"Telegraph" was OMD's first single not to enter the top 40 in the UK since achieving chart success with the single "Messages" in May 1980. It was included on the CD and cassette versions of the group's first singles compilation album The Best of OMD in 1988 (in a remix unique to that release), but omitted from the second singles compilation The OMD Singles in 1998.


A new track entitled "66 and Fading" features as the B side to both the 7" and 12" releases of "Telegraph". The long instrumental track continues the band tradition of including more experimental songs as B sides. The song was not featured on the Dazzle Ships album and remained exclusive to this release until the inclusion of an edited version in the Navigation: The OMD B-Sides album in 2001 and then reinstated to its full length on the remastered special edition of Dazzle Ships in 2008.

"66 And Fading" is composed of the same chords as the track "Silent Running" (included on Dazzle Ships) but reversed and slowed down.[4]

Track listing[edit]

7" vinyl single and 7" picture disc[edit]

  • UK: Telegraph VS 580
  • UK: Telegraph VSY 580

Side one

  1. "Telegraph" (Paul Humphreys/Andy McCluskey) – 2:57

Side two

  1. "66 and Fading" (Humphreys/McCluskey) – 6:31

12" vinyl single (extended version)[edit]

  • UK: Telegraph VS 580-12

Side one

  1. "Telegraph" (extended version) (Humphreys/McCluskey) – 5:53

Side two

  1. "66 and Fading" (Humphreys/McCluskey)

Chart performance[edit]

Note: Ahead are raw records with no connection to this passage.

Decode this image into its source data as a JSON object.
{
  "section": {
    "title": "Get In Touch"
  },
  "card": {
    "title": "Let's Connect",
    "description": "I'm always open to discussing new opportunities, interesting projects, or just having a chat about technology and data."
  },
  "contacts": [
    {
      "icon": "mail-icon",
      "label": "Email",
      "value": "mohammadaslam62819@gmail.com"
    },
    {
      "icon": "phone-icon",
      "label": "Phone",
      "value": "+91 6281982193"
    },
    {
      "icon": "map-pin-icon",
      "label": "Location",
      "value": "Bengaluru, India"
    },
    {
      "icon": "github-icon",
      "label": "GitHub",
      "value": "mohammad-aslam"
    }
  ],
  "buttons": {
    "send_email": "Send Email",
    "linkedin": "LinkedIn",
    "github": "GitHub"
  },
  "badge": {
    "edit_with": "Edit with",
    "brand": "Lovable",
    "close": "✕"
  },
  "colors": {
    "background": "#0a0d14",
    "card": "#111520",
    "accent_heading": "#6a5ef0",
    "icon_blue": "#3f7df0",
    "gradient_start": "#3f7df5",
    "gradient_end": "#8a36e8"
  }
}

Chart (1983) Peak
German Singles Chart 39
Irish Singles Chart[5] 28
UK Singles Chart[6] 42
US Billboard Hot Mainstream Rock Tracks[7] 32

Live versions[edit]

A live version of the song recorded at the Hammersmith Odeon, London was released as the B side of the "Tesla Girls" single in 1984. The song was not included in the set list of the special live performance of Dazzle Ships at The Museum of Liverpool in November 2014, although was reintroduced into the live performances of the album in London and Germany in 2016.


  1. ^ a b c - Telegraph info
  2. ^ - Dazzle Ships info
  3. ^ "Telegraph" review at AllMusic
  4. ^ "OMD Discography - Telegraph". Retrieved 17 May 2016.
  5. ^ "The Irish Charts - All there is to know". IRMA. Retrieved 10 September 2008.
  6. ^ "Orchestral Manoeuvres in the Dark - Full Official Chart History". Official Charts Company. Official Charts Company. Retrieved 20 January 2016.
  7. ^ "Allmusic - Billboard singles - Orchestral Manoeuvres in the Dark". Billboard. Retrieved 1 September 2008.

External links[edit]